● GIVEN INFORMATION:

BEGIN

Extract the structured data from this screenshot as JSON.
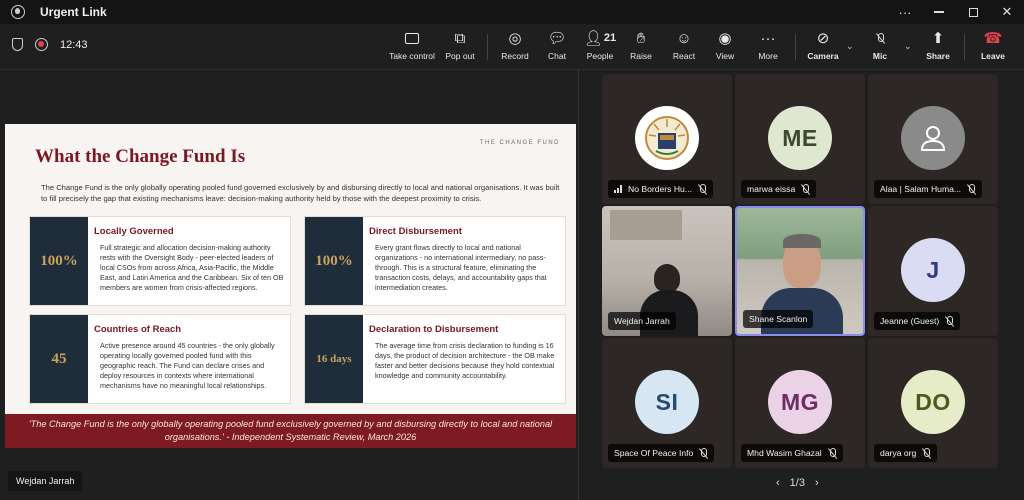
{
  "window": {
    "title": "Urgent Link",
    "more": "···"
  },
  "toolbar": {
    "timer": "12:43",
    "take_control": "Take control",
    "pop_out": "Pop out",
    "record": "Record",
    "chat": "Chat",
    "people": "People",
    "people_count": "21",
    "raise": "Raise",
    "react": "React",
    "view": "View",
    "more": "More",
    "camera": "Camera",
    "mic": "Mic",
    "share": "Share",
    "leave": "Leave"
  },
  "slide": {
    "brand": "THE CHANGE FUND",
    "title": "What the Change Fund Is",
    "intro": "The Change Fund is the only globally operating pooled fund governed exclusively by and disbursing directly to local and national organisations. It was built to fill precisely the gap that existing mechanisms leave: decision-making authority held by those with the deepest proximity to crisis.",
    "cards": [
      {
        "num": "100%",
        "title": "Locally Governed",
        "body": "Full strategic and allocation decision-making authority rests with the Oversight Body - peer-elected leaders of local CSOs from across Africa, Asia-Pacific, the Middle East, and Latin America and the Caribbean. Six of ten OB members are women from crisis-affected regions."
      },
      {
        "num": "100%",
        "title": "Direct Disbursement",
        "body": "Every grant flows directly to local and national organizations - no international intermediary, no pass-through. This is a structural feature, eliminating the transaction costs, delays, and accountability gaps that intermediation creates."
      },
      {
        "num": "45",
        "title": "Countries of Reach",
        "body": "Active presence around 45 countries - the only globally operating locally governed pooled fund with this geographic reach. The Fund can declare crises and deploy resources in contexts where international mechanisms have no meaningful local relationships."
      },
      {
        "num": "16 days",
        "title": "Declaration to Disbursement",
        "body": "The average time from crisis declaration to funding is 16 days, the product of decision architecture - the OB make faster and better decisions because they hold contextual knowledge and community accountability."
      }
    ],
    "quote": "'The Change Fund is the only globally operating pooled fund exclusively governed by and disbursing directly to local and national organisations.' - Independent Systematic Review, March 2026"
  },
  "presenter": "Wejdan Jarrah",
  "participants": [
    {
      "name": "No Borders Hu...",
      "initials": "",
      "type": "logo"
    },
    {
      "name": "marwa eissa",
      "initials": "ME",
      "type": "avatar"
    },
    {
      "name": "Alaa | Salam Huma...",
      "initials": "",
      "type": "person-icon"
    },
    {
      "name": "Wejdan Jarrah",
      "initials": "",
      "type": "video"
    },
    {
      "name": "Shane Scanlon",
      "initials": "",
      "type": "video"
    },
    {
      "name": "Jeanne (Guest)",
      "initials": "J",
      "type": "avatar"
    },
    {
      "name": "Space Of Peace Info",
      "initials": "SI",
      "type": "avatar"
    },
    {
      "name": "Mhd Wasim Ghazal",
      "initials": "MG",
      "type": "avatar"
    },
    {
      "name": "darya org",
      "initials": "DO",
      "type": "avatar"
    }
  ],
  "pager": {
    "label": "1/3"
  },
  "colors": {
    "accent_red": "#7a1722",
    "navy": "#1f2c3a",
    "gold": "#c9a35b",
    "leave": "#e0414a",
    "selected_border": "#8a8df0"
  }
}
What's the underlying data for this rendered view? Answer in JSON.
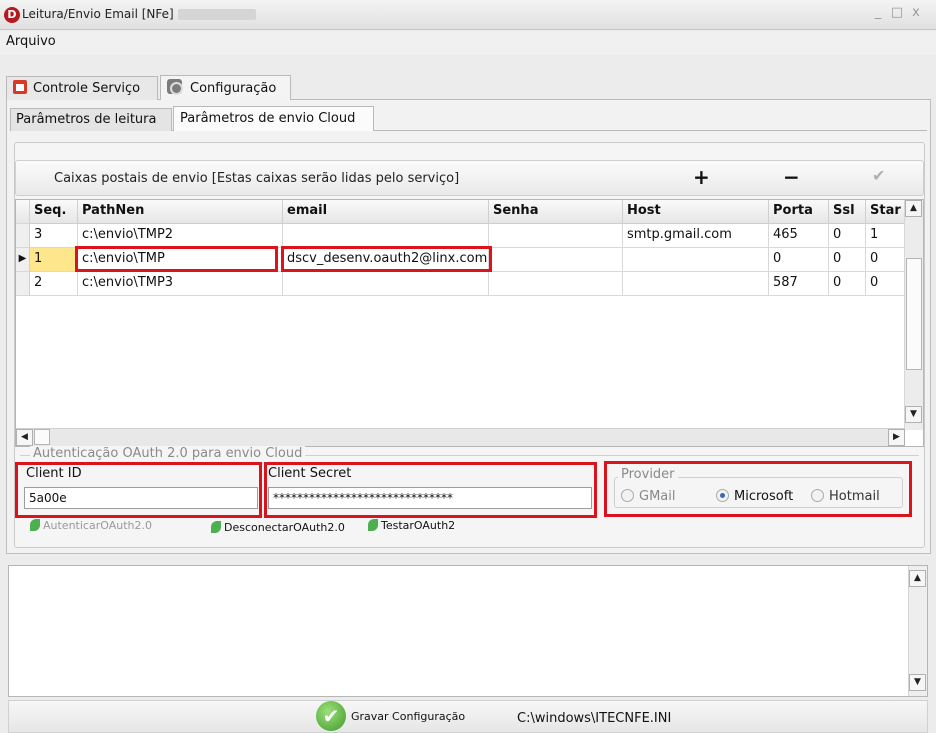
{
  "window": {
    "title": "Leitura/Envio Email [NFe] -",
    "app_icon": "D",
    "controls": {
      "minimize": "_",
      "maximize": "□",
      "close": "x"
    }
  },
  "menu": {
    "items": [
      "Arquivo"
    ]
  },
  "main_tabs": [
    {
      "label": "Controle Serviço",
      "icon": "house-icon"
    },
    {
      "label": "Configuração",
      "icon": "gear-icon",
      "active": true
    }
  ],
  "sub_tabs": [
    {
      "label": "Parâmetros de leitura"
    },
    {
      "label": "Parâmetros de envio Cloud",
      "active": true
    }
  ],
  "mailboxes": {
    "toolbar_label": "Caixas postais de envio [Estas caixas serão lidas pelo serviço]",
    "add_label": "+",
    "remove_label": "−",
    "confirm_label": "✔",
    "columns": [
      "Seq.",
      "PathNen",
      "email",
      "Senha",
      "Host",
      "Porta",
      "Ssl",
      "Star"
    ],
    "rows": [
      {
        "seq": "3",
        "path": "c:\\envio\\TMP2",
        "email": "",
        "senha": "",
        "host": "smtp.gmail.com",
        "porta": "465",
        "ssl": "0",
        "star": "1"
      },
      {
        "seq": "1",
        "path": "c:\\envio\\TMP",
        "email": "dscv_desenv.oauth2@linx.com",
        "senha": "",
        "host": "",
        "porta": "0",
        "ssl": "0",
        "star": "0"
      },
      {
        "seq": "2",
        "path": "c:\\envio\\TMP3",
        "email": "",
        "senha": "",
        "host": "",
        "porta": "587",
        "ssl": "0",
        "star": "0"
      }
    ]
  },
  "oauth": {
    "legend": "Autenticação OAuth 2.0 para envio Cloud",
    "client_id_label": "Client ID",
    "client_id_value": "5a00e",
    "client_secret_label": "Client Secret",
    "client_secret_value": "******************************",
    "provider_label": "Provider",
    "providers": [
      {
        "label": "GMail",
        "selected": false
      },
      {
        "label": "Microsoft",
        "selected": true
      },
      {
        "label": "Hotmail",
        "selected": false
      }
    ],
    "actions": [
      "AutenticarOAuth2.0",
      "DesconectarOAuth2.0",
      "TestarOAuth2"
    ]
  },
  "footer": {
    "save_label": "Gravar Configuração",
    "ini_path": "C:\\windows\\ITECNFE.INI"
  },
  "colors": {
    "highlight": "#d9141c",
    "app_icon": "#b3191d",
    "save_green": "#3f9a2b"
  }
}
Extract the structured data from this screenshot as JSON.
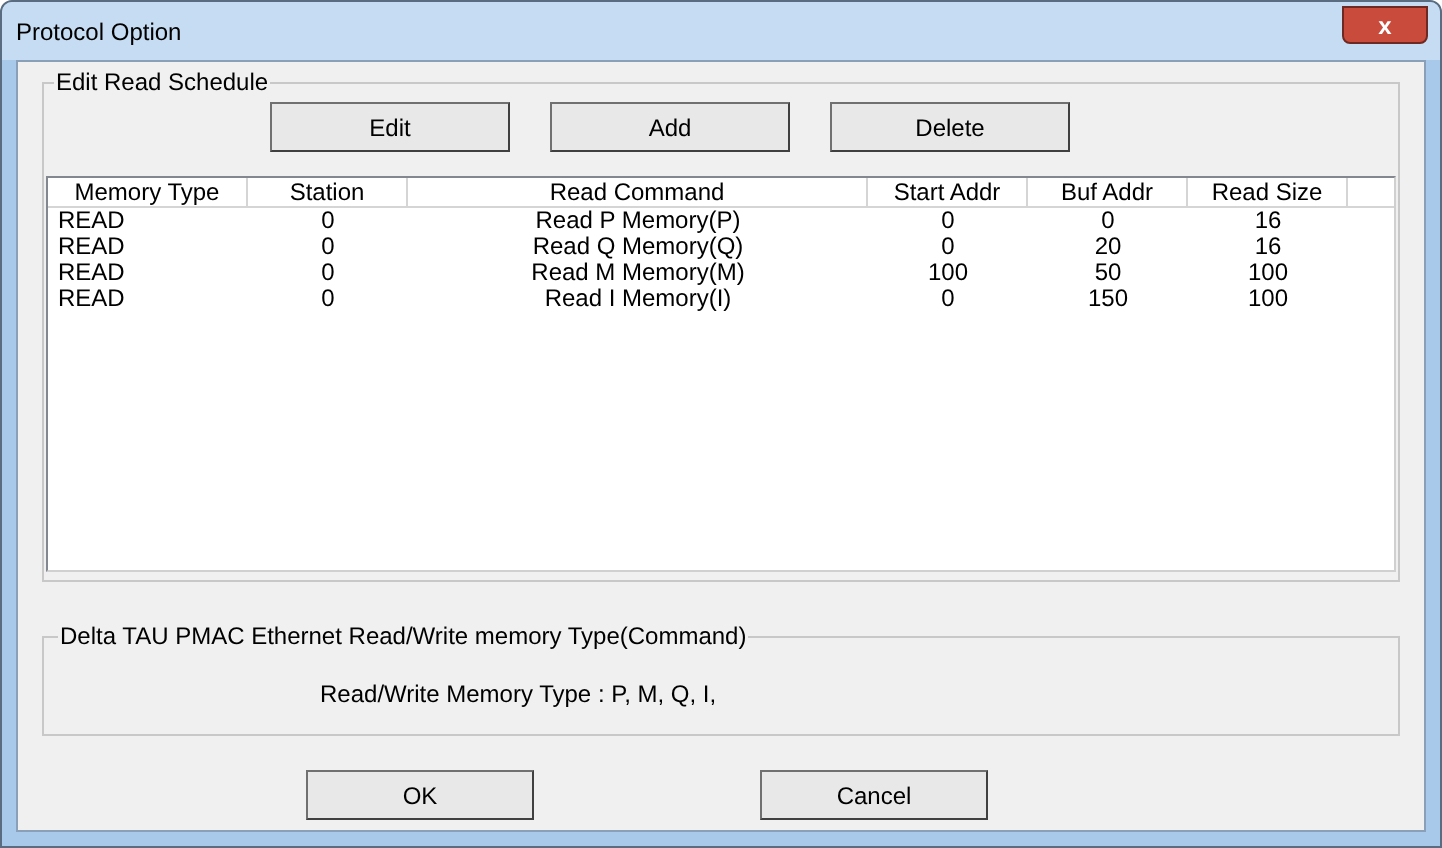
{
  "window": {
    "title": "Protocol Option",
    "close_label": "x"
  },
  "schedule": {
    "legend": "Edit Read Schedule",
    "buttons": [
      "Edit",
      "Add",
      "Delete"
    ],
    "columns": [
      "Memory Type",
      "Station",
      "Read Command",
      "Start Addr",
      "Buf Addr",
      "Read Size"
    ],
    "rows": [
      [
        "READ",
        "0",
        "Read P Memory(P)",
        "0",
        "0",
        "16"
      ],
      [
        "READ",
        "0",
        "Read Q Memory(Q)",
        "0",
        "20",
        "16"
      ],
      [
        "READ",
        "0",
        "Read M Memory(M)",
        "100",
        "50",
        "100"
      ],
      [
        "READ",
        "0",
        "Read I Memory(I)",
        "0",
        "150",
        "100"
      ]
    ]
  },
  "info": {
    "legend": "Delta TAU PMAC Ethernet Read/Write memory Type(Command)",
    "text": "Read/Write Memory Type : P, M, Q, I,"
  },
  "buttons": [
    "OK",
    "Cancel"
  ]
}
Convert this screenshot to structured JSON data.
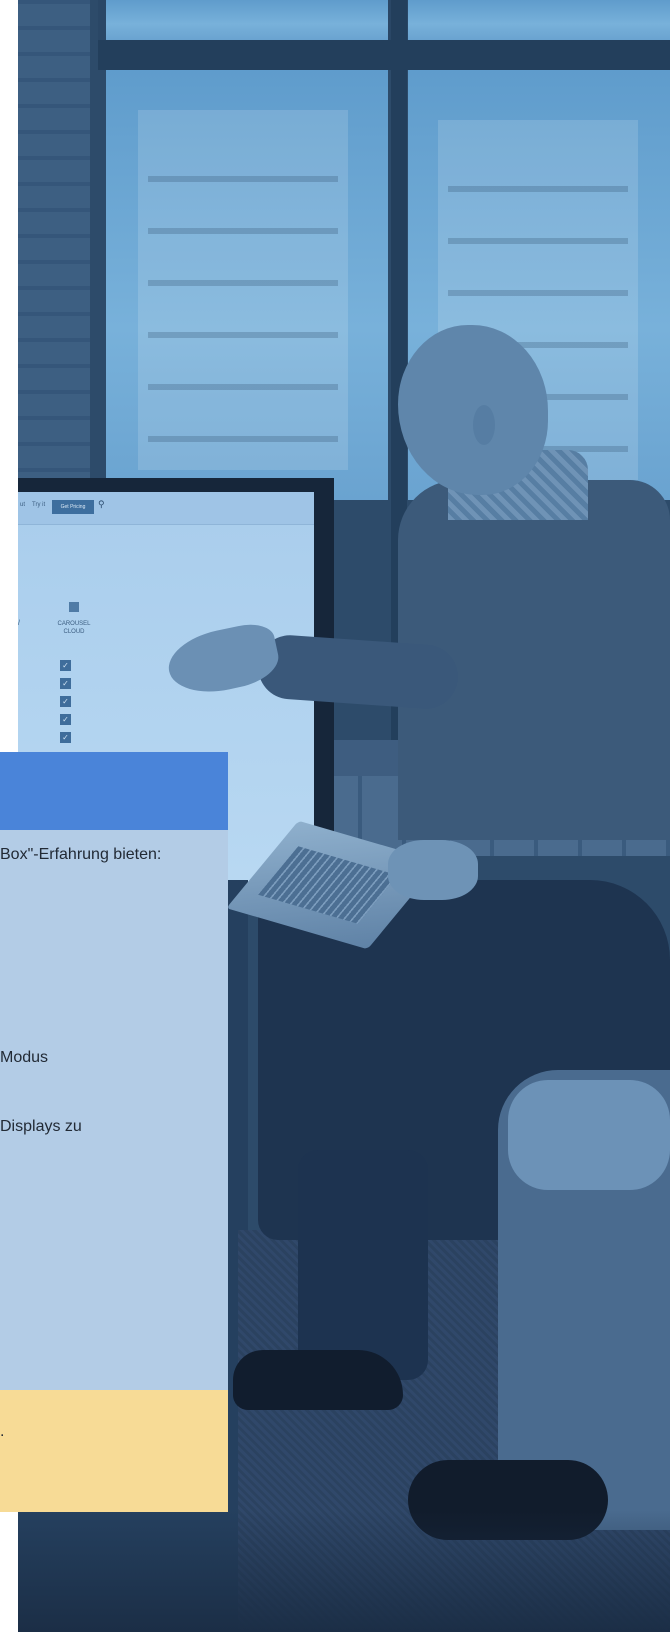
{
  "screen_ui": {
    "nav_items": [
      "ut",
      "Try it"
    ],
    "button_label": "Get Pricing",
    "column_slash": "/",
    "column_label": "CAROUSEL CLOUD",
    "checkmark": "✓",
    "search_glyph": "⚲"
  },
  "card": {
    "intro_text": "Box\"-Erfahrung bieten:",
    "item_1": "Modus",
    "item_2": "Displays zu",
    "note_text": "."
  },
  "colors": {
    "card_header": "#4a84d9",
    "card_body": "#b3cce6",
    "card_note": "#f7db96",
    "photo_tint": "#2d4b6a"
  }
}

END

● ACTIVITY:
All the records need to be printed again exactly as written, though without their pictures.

● RESULT OF THE EXERCISE:
Extract the structured data from this screenshot as JSON.
{
  "window": {
    "title": "Urgent Link",
    "more": "···"
  },
  "toolbar": {
    "timer": "12:43",
    "take_control": "Take control",
    "pop_out": "Pop out",
    "record": "Record",
    "chat": "Chat",
    "people": "People",
    "people_count": "21",
    "raise": "Raise",
    "react": "React",
    "view": "View",
    "more": "More",
    "camera": "Camera",
    "mic": "Mic",
    "share": "Share",
    "leave": "Leave"
  },
  "slide": {
    "brand": "THE CHANGE FUND",
    "title": "What the Change Fund Is",
    "intro": "The Change Fund is the only globally operating pooled fund governed exclusively by and disbursing directly to local and national organisations. It was built to fill precisely the gap that existing mechanisms leave: decision-making authority held by those with the deepest proximity to crisis.",
    "cards": [
      {
        "num": "100%",
        "title": "Locally Governed",
        "body": "Full strategic and allocation decision-making authority rests with the Oversight Body - peer-elected leaders of local CSOs from across Africa, Asia-Pacific, the Middle East, and Latin America and the Caribbean. Six of ten OB members are women from crisis-affected regions."
      },
      {
        "num": "100%",
        "title": "Direct Disbursement",
        "body": "Every grant flows directly to local and national organizations - no international intermediary, no pass-through. This is a structural feature, eliminating the transaction costs, delays, and accountability gaps that intermediation creates."
      },
      {
        "num": "45",
        "title": "Countries of Reach",
        "body": "Active presence around 45 countries - the only globally operating locally governed pooled fund with this geographic reach. The Fund can declare crises and deploy resources in contexts where international mechanisms have no meaningful local relationships."
      },
      {
        "num": "16 days",
        "title": "Declaration to Disbursement",
        "body": "The average time from crisis declaration to funding is 16 days, the product of decision architecture - the OB make faster and better decisions because they hold contextual knowledge and community accountability."
      }
    ],
    "quote": "'The Change Fund is the only globally operating pooled fund exclusively governed by and disbursing directly to local and national organisations.' - Independent Systematic Review, March 2026"
  },
  "presenter": "Wejdan Jarrah",
  "participants": [
    {
      "name": "No Borders Hu...",
      "initials": "",
      "type": "logo"
    },
    {
      "name": "marwa eissa",
      "initials": "ME",
      "type": "avatar"
    },
    {
      "name": "Alaa | Salam Huma...",
      "initials": "",
      "type": "person-icon"
    },
    {
      "name": "Wejdan Jarrah",
      "initials": "",
      "type": "video"
    },
    {
      "name": "Shane Scanlon",
      "initials": "",
      "type": "video"
    },
    {
      "name": "Jeanne (Guest)",
      "initials": "J",
      "type": "avatar"
    },
    {
      "name": "Space Of Peace Info",
      "initials": "SI",
      "type": "avatar"
    },
    {
      "name": "Mhd Wasim Ghazal",
      "initials": "MG",
      "type": "avatar"
    },
    {
      "name": "darya org",
      "initials": "DO",
      "type": "avatar"
    }
  ],
  "pager": {
    "label": "1/3"
  },
  "colors": {
    "accent_red": "#7a1722",
    "navy": "#1f2c3a",
    "gold": "#c9a35b",
    "leave": "#e0414a",
    "selected_border": "#8a8df0"
  }
}
What's the underlying data for this rendered view? Answer in JSON.
{
  "window": {
    "title": "Leitura/Envio Email [NFe] -",
    "app_icon": "D",
    "controls": {
      "minimize": "_",
      "maximize": "□",
      "close": "x"
    }
  },
  "menu": {
    "items": [
      "Arquivo"
    ]
  },
  "main_tabs": [
    {
      "label": "Controle Serviço",
      "icon": "house-icon"
    },
    {
      "label": "Configuração",
      "icon": "gear-icon",
      "active": true
    }
  ],
  "sub_tabs": [
    {
      "label": "Parâmetros de leitura"
    },
    {
      "label": "Parâmetros de envio Cloud",
      "active": true
    }
  ],
  "mailboxes": {
    "toolbar_label": "Caixas postais de envio [Estas caixas serão lidas pelo serviço]",
    "add_label": "+",
    "remove_label": "−",
    "confirm_label": "✔",
    "columns": [
      "Seq.",
      "PathNen",
      "email",
      "Senha",
      "Host",
      "Porta",
      "Ssl",
      "Star"
    ],
    "rows": [
      {
        "seq": "3",
        "path": "c:\\envio\\TMP2",
        "email": "",
        "senha": "",
        "host": "smtp.gmail.com",
        "porta": "465",
        "ssl": "0",
        "star": "1"
      },
      {
        "seq": "1",
        "path": "c:\\envio\\TMP",
        "email": "dscv_desenv.oauth2@linx.com",
        "senha": "",
        "host": "",
        "porta": "0",
        "ssl": "0",
        "star": "0"
      },
      {
        "seq": "2",
        "path": "c:\\envio\\TMP3",
        "email": "",
        "senha": "",
        "host": "",
        "porta": "587",
        "ssl": "0",
        "star": "0"
      }
    ]
  },
  "oauth": {
    "legend": "Autenticação OAuth 2.0 para envio Cloud",
    "client_id_label": "Client ID",
    "client_id_value": "5a00e",
    "client_secret_label": "Client Secret",
    "client_secret_value": "******************************",
    "provider_label": "Provider",
    "providers": [
      {
        "label": "GMail",
        "selected": false
      },
      {
        "label": "Microsoft",
        "selected": true
      },
      {
        "label": "Hotmail",
        "selected": false
      }
    ],
    "actions": [
      "AutenticarOAuth2.0",
      "DesconectarOAuth2.0",
      "TestarOAuth2"
    ]
  },
  "footer": {
    "save_label": "Gravar Configuração",
    "ini_path": "C:\\windows\\ITECNFE.INI"
  },
  "colors": {
    "highlight": "#d9141c",
    "app_icon": "#b3191d",
    "save_green": "#3f9a2b"
  }
}
Extract the structured data from this screenshot as JSON.
{
  "window": {
    "title": "Protocol Option",
    "close_label": "x"
  },
  "schedule": {
    "legend": "Edit Read Schedule",
    "buttons": [
      "Edit",
      "Add",
      "Delete"
    ],
    "columns": [
      "Memory Type",
      "Station",
      "Read Command",
      "Start Addr",
      "Buf Addr",
      "Read Size"
    ],
    "rows": [
      [
        "READ",
        "0",
        "Read P Memory(P)",
        "0",
        "0",
        "16"
      ],
      [
        "READ",
        "0",
        "Read Q Memory(Q)",
        "0",
        "20",
        "16"
      ],
      [
        "READ",
        "0",
        "Read M Memory(M)",
        "100",
        "50",
        "100"
      ],
      [
        "READ",
        "0",
        "Read I Memory(I)",
        "0",
        "150",
        "100"
      ]
    ]
  },
  "info": {
    "legend": "Delta TAU PMAC Ethernet Read/Write memory Type(Command)",
    "text": "Read/Write Memory Type : P, M, Q, I,"
  },
  "buttons": [
    "OK",
    "Cancel"
  ]
}
Convert this screenshot to structured JSON data.
{
  "screen_ui": {
    "nav_items": [
      "ut",
      "Try it"
    ],
    "button_label": "Get Pricing",
    "column_slash": "/",
    "column_label": "CAROUSEL CLOUD",
    "checkmark": "✓",
    "search_glyph": "⚲"
  },
  "card": {
    "intro_text": "Box\"-Erfahrung bieten:",
    "item_1": "Modus",
    "item_2": "Displays zu",
    "note_text": "."
  },
  "colors": {
    "card_header": "#4a84d9",
    "card_body": "#b3cce6",
    "card_note": "#f7db96",
    "photo_tint": "#2d4b6a"
  }
}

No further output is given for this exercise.